A controversial bill designed to help companies share information on cyber threats with the U.S. government was passed by the House of Representatives on Thursday – despite concerns over privacy.
The Cyber Intelligence Sharing and Protection Act (CISPA) will allow the U.S. government to rapidly share information on threats with private companies. The bill is backed by lobbying group Technet, representing big technology companies such as IBM, AT&T, Intel, McAfee, Yahoo! and Cisco. But Facebook and Microsoft recently rescinded support and Google has declined to take a position. Opponents include privacy advocates such as ACLU, EFF, and Avaaz.
According to the Sunlight Foundation, pro-CISPA organizations outspent opponents of the bill by 140X (from 2011 through the third quarter of 2012, backers of CISPA spent $605 million on lobbying; anti-CISPA groups spent just $4.3 million).
The bill passed the House last year, but failed to pass the Senate after President Obama threatened a veto. The White House has repeated its threat this week unless further provisions for privacy and civil liberties are added.

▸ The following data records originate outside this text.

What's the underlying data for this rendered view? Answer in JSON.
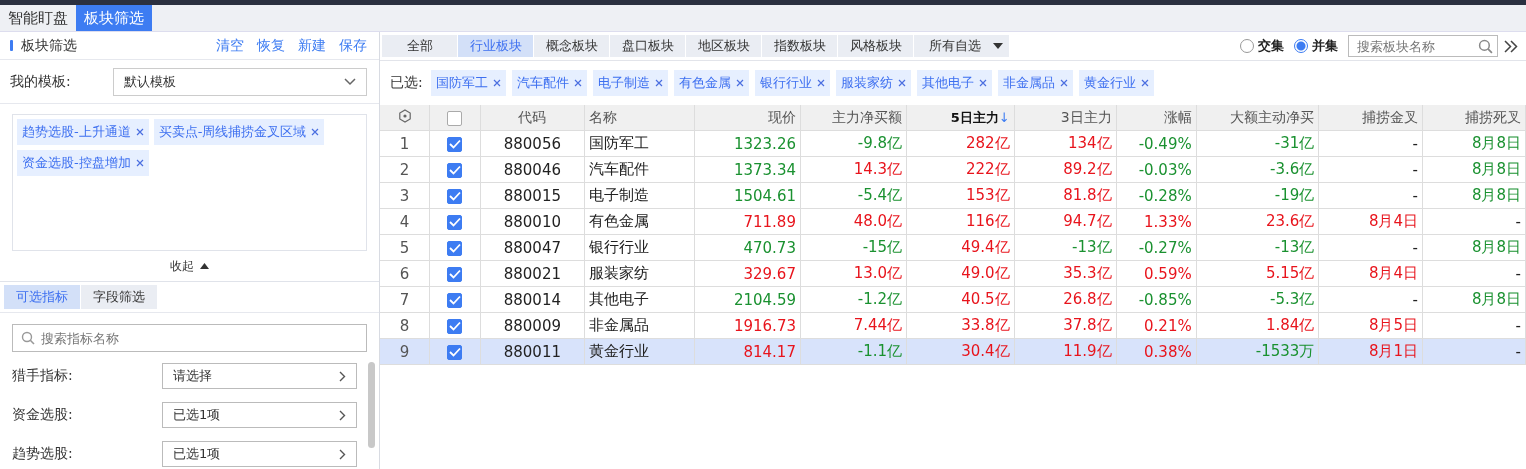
{
  "top_tabs": [
    {
      "label": "智能盯盘",
      "selected": false
    },
    {
      "label": "板块筛选",
      "selected": true
    }
  ],
  "left": {
    "title": "板块筛选",
    "actions": [
      "清空",
      "恢复",
      "新建",
      "保存"
    ],
    "template": {
      "label": "我的模板:",
      "value": "默认模板"
    },
    "tags": [
      "趋势选股-上升通道",
      "买卖点-周线捕捞金叉区域",
      "资金选股-控盘增加"
    ],
    "collapse": "收起",
    "sub_tabs": [
      {
        "label": "可选指标",
        "selected": true
      },
      {
        "label": "字段筛选",
        "selected": false
      }
    ],
    "search": {
      "placeholder": "搜索指标名称"
    },
    "filters": [
      {
        "label": "猎手指标:",
        "value": "请选择"
      },
      {
        "label": "资金选股:",
        "value": "已选1项"
      },
      {
        "label": "趋势选股:",
        "value": "已选1项"
      }
    ]
  },
  "categories": [
    {
      "label": "全部",
      "selected": false
    },
    {
      "label": "行业板块",
      "selected": true
    },
    {
      "label": "概念板块",
      "selected": false
    },
    {
      "label": "盘口板块",
      "selected": false
    },
    {
      "label": "地区板块",
      "selected": false
    },
    {
      "label": "指数板块",
      "selected": false
    },
    {
      "label": "风格板块",
      "selected": false
    },
    {
      "label": "所有自选",
      "selected": false,
      "kind": "dropdown"
    }
  ],
  "modes": [
    {
      "label": "交集",
      "selected": false
    },
    {
      "label": "并集",
      "selected": true
    }
  ],
  "board_search": {
    "placeholder": "搜索板块名称"
  },
  "chosen": {
    "label": "已选:",
    "items": [
      "国防军工",
      "汽车配件",
      "电子制造",
      "有色金属",
      "银行行业",
      "服装家纺",
      "其他电子",
      "非金属品",
      "黄金行业"
    ]
  },
  "table": {
    "all_checked": false,
    "columns": [
      {
        "label": "代码",
        "sorted": false
      },
      {
        "label": "名称",
        "sorted": false
      },
      {
        "label": "现价",
        "sorted": false
      },
      {
        "label": "主力净买额",
        "sorted": false
      },
      {
        "label": "5日主力",
        "sorted": true,
        "sort_arrow": "↓"
      },
      {
        "label": "3日主力",
        "sorted": false
      },
      {
        "label": "涨幅",
        "sorted": false
      },
      {
        "label": "大额主动净买",
        "sorted": false
      },
      {
        "label": "捕捞金叉",
        "sorted": false
      },
      {
        "label": "捕捞死叉",
        "sorted": false
      }
    ],
    "rows": [
      {
        "index": "1",
        "checked": true,
        "selected": false,
        "cells": [
          {
            "text": "880056",
            "kind": "flat"
          },
          {
            "text": "国防军工",
            "kind": "flat"
          },
          {
            "text": "1323.26",
            "kind": "down"
          },
          {
            "text": "-9.8亿",
            "kind": "down"
          },
          {
            "text": "282亿",
            "kind": "up"
          },
          {
            "text": "134亿",
            "kind": "up"
          },
          {
            "text": "-0.49%",
            "kind": "down"
          },
          {
            "text": "-31亿",
            "kind": "down"
          },
          {
            "text": "-",
            "kind": "flat"
          },
          {
            "text": "8月8日",
            "kind": "down"
          }
        ]
      },
      {
        "index": "2",
        "checked": true,
        "selected": false,
        "cells": [
          {
            "text": "880046",
            "kind": "flat"
          },
          {
            "text": "汽车配件",
            "kind": "flat"
          },
          {
            "text": "1373.34",
            "kind": "down"
          },
          {
            "text": "14.3亿",
            "kind": "up"
          },
          {
            "text": "222亿",
            "kind": "up"
          },
          {
            "text": "89.2亿",
            "kind": "up"
          },
          {
            "text": "-0.03%",
            "kind": "down"
          },
          {
            "text": "-3.6亿",
            "kind": "down"
          },
          {
            "text": "-",
            "kind": "flat"
          },
          {
            "text": "8月8日",
            "kind": "down"
          }
        ]
      },
      {
        "index": "3",
        "checked": true,
        "selected": false,
        "cells": [
          {
            "text": "880015",
            "kind": "flat"
          },
          {
            "text": "电子制造",
            "kind": "flat"
          },
          {
            "text": "1504.61",
            "kind": "down"
          },
          {
            "text": "-5.4亿",
            "kind": "down"
          },
          {
            "text": "153亿",
            "kind": "up"
          },
          {
            "text": "81.8亿",
            "kind": "up"
          },
          {
            "text": "-0.28%",
            "kind": "down"
          },
          {
            "text": "-19亿",
            "kind": "down"
          },
          {
            "text": "-",
            "kind": "flat"
          },
          {
            "text": "8月8日",
            "kind": "down"
          }
        ]
      },
      {
        "index": "4",
        "checked": true,
        "selected": false,
        "cells": [
          {
            "text": "880010",
            "kind": "flat"
          },
          {
            "text": "有色金属",
            "kind": "flat"
          },
          {
            "text": "711.89",
            "kind": "up"
          },
          {
            "text": "48.0亿",
            "kind": "up"
          },
          {
            "text": "116亿",
            "kind": "up"
          },
          {
            "text": "94.7亿",
            "kind": "up"
          },
          {
            "text": "1.33%",
            "kind": "up"
          },
          {
            "text": "23.6亿",
            "kind": "up"
          },
          {
            "text": "8月4日",
            "kind": "up"
          },
          {
            "text": "-",
            "kind": "flat"
          }
        ]
      },
      {
        "index": "5",
        "checked": true,
        "selected": false,
        "cells": [
          {
            "text": "880047",
            "kind": "flat"
          },
          {
            "text": "银行行业",
            "kind": "flat"
          },
          {
            "text": "470.73",
            "kind": "down"
          },
          {
            "text": "-15亿",
            "kind": "down"
          },
          {
            "text": "49.4亿",
            "kind": "up"
          },
          {
            "text": "-13亿",
            "kind": "down"
          },
          {
            "text": "-0.27%",
            "kind": "down"
          },
          {
            "text": "-13亿",
            "kind": "down"
          },
          {
            "text": "-",
            "kind": "flat"
          },
          {
            "text": "8月8日",
            "kind": "down"
          }
        ]
      },
      {
        "index": "6",
        "checked": true,
        "selected": false,
        "cells": [
          {
            "text": "880021",
            "kind": "flat"
          },
          {
            "text": "服装家纺",
            "kind": "flat"
          },
          {
            "text": "329.67",
            "kind": "up"
          },
          {
            "text": "13.0亿",
            "kind": "up"
          },
          {
            "text": "49.0亿",
            "kind": "up"
          },
          {
            "text": "35.3亿",
            "kind": "up"
          },
          {
            "text": "0.59%",
            "kind": "up"
          },
          {
            "text": "5.15亿",
            "kind": "up"
          },
          {
            "text": "8月4日",
            "kind": "up"
          },
          {
            "text": "-",
            "kind": "flat"
          }
        ]
      },
      {
        "index": "7",
        "checked": true,
        "selected": false,
        "cells": [
          {
            "text": "880014",
            "kind": "flat"
          },
          {
            "text": "其他电子",
            "kind": "flat"
          },
          {
            "text": "2104.59",
            "kind": "down"
          },
          {
            "text": "-1.2亿",
            "kind": "down"
          },
          {
            "text": "40.5亿",
            "kind": "up"
          },
          {
            "text": "26.8亿",
            "kind": "up"
          },
          {
            "text": "-0.85%",
            "kind": "down"
          },
          {
            "text": "-5.3亿",
            "kind": "down"
          },
          {
            "text": "-",
            "kind": "flat"
          },
          {
            "text": "8月8日",
            "kind": "down"
          }
        ]
      },
      {
        "index": "8",
        "checked": true,
        "selected": false,
        "cells": [
          {
            "text": "880009",
            "kind": "flat"
          },
          {
            "text": "非金属品",
            "kind": "flat"
          },
          {
            "text": "1916.73",
            "kind": "up"
          },
          {
            "text": "7.44亿",
            "kind": "up"
          },
          {
            "text": "33.8亿",
            "kind": "up"
          },
          {
            "text": "37.8亿",
            "kind": "up"
          },
          {
            "text": "0.21%",
            "kind": "up"
          },
          {
            "text": "1.84亿",
            "kind": "up"
          },
          {
            "text": "8月5日",
            "kind": "up"
          },
          {
            "text": "-",
            "kind": "flat"
          }
        ]
      },
      {
        "index": "9",
        "checked": true,
        "selected": true,
        "cells": [
          {
            "text": "880011",
            "kind": "flat"
          },
          {
            "text": "黄金行业",
            "kind": "flat"
          },
          {
            "text": "814.17",
            "kind": "up"
          },
          {
            "text": "-1.1亿",
            "kind": "down"
          },
          {
            "text": "30.4亿",
            "kind": "up"
          },
          {
            "text": "11.9亿",
            "kind": "up"
          },
          {
            "text": "0.38%",
            "kind": "up"
          },
          {
            "text": "-1533万",
            "kind": "down"
          },
          {
            "text": "8月1日",
            "kind": "up"
          },
          {
            "text": "-",
            "kind": "flat"
          }
        ]
      }
    ]
  }
}
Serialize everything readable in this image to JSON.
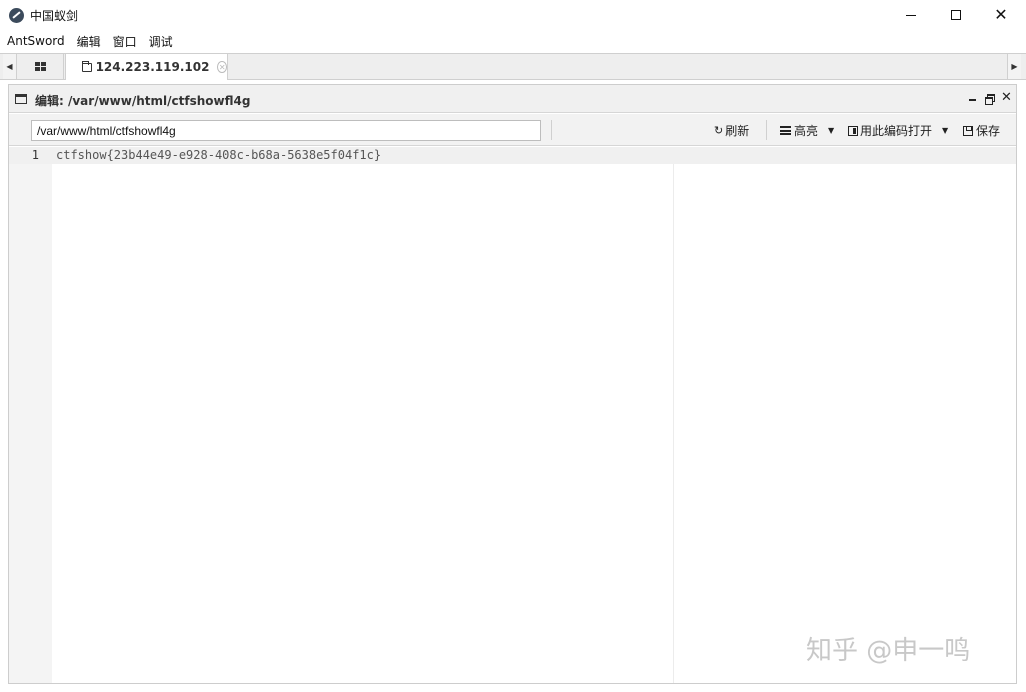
{
  "window": {
    "title": "中国蚁剑"
  },
  "menubar": {
    "items": [
      "AntSword",
      "编辑",
      "窗口",
      "调试"
    ]
  },
  "tabs": {
    "active_label": "124.223.119.102"
  },
  "panel": {
    "title": "编辑: /var/www/html/ctfshowfl4g"
  },
  "toolbar": {
    "path_value": "/var/www/html/ctfshowfl4g",
    "refresh_label": "刷新",
    "highlight_label": "高亮",
    "encoding_label": "用此编码打开",
    "save_label": "保存"
  },
  "editor": {
    "lines": [
      {
        "number": "1",
        "text": "ctfshow{23b44e49-e928-408c-b68a-5638e5f04f1c}"
      }
    ]
  },
  "watermark": {
    "text": "知乎 @申一鸣"
  }
}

Privacy groups have said that the bill includes too little protection for individuals’ private data – and the American Civil Liberties Union has described it as “fatally flawed”. Facebook withdrew its support earlier this year. (There is a detailed look at CISPA on the ACLU website.)